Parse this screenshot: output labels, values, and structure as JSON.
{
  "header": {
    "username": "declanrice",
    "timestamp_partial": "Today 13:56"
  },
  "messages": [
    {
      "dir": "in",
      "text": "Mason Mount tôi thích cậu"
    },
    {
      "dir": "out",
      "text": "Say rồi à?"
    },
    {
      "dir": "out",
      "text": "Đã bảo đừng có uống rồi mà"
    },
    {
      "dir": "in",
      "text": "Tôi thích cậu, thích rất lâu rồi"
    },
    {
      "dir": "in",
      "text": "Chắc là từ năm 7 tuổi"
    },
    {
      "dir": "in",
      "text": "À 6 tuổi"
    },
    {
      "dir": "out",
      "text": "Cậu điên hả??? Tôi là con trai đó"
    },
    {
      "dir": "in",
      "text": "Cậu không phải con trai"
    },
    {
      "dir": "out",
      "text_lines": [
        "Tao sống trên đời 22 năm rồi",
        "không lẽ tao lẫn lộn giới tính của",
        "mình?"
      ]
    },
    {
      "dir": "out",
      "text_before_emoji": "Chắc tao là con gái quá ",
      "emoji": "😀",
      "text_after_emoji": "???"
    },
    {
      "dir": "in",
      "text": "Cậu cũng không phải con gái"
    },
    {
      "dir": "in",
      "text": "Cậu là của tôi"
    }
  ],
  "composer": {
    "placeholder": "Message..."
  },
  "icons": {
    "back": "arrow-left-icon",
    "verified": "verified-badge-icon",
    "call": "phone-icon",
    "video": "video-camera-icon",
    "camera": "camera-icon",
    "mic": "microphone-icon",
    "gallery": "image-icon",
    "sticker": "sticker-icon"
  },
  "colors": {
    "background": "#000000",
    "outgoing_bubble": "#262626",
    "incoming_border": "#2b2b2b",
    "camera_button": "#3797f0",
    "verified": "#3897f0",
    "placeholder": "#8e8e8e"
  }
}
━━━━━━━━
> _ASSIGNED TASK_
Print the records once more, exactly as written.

> _REPLY_
Parse this screenshot: output labels, values, and structure as JSON.
{
  "header": {
    "username": "declanrice",
    "timestamp_partial": "Today 13:56"
  },
  "messages": [
    {
      "dir": "in",
      "text": "Mason Mount tôi thích cậu"
    },
    {
      "dir": "out",
      "text": "Say rồi à?"
    },
    {
      "dir": "out",
      "text": "Đã bảo đừng có uống rồi mà"
    },
    {
      "dir": "in",
      "text": "Tôi thích cậu, thích rất lâu rồi"
    },
    {
      "dir": "in",
      "text": "Chắc là từ năm 7 tuổi"
    },
    {
      "dir": "in",
      "text": "À 6 tuổi"
    },
    {
      "dir": "out",
      "text": "Cậu điên hả??? Tôi là con trai đó"
    },
    {
      "dir": "in",
      "text": "Cậu không phải con trai"
    },
    {
      "dir": "out",
      "text_lines": [
        "Tao sống trên đời 22 năm rồi",
        "không lẽ tao lẫn lộn giới tính của",
        "mình?"
      ]
    },
    {
      "dir": "out",
      "text_before_emoji": "Chắc tao là con gái quá ",
      "emoji": "😀",
      "text_after_emoji": "???"
    },
    {
      "dir": "in",
      "text": "Cậu cũng không phải con gái"
    },
    {
      "dir": "in",
      "text": "Cậu là của tôi"
    }
  ],
  "composer": {
    "placeholder": "Message..."
  },
  "icons": {
    "back": "arrow-left-icon",
    "verified": "verified-badge-icon",
    "call": "phone-icon",
    "video": "video-camera-icon",
    "camera": "camera-icon",
    "mic": "microphone-icon",
    "gallery": "image-icon",
    "sticker": "sticker-icon"
  },
  "colors": {
    "background": "#000000",
    "outgoing_bubble": "#262626",
    "incoming_border": "#2b2b2b",
    "camera_button": "#3797f0",
    "verified": "#3897f0",
    "placeholder": "#8e8e8e"
  }
}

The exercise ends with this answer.